Your instructions: The response should be a precise copy of every entry.

═════ Data for the task ═════

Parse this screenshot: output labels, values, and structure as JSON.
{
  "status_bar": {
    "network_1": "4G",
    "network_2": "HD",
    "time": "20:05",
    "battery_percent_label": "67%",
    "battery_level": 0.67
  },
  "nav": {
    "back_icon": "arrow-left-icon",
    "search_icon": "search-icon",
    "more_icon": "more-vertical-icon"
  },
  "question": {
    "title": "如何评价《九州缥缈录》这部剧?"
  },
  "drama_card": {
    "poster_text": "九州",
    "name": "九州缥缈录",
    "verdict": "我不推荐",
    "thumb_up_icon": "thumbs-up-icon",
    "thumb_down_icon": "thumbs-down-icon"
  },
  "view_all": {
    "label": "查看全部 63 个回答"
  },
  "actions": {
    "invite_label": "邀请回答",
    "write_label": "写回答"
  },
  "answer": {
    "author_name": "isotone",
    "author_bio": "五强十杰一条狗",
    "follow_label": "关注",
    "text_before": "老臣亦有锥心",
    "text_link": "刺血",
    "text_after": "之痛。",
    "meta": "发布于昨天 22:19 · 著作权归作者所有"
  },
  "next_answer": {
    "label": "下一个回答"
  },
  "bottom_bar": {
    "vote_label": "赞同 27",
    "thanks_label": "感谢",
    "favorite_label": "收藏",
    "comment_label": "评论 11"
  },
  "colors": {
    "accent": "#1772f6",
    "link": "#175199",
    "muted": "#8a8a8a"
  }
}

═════

Finished task:
Parse this screenshot: output labels, values, and structure as JSON.
{
  "status_bar": {
    "network_1": "4G",
    "network_2": "HD",
    "time": "20:05",
    "battery_percent_label": "67%",
    "battery_level": 0.67
  },
  "nav": {
    "back_icon": "arrow-left-icon",
    "search_icon": "search-icon",
    "more_icon": "more-vertical-icon"
  },
  "question": {
    "title": "如何评价《九州缥缈录》这部剧?"
  },
  "drama_card": {
    "poster_text": "九州",
    "name": "九州缥缈录",
    "verdict": "我不推荐",
    "thumb_up_icon": "thumbs-up-icon",
    "thumb_down_icon": "thumbs-down-icon"
  },
  "view_all": {
    "label": "查看全部 63 个回答"
  },
  "actions": {
    "invite_label": "邀请回答",
    "write_label": "写回答"
  },
  "answer": {
    "author_name": "isotone",
    "author_bio": "五强十杰一条狗",
    "follow_label": "关注",
    "text_before": "老臣亦有锥心",
    "text_link": "刺血",
    "text_after": "之痛。",
    "meta": "发布于昨天 22:19 · 著作权归作者所有"
  },
  "next_answer": {
    "label": "下一个回答"
  },
  "bottom_bar": {
    "vote_label": "赞同 27",
    "thanks_label": "感谢",
    "favorite_label": "收藏",
    "comment_label": "评论 11"
  },
  "colors": {
    "accent": "#1772f6",
    "link": "#175199",
    "muted": "#8a8a8a"
  }
}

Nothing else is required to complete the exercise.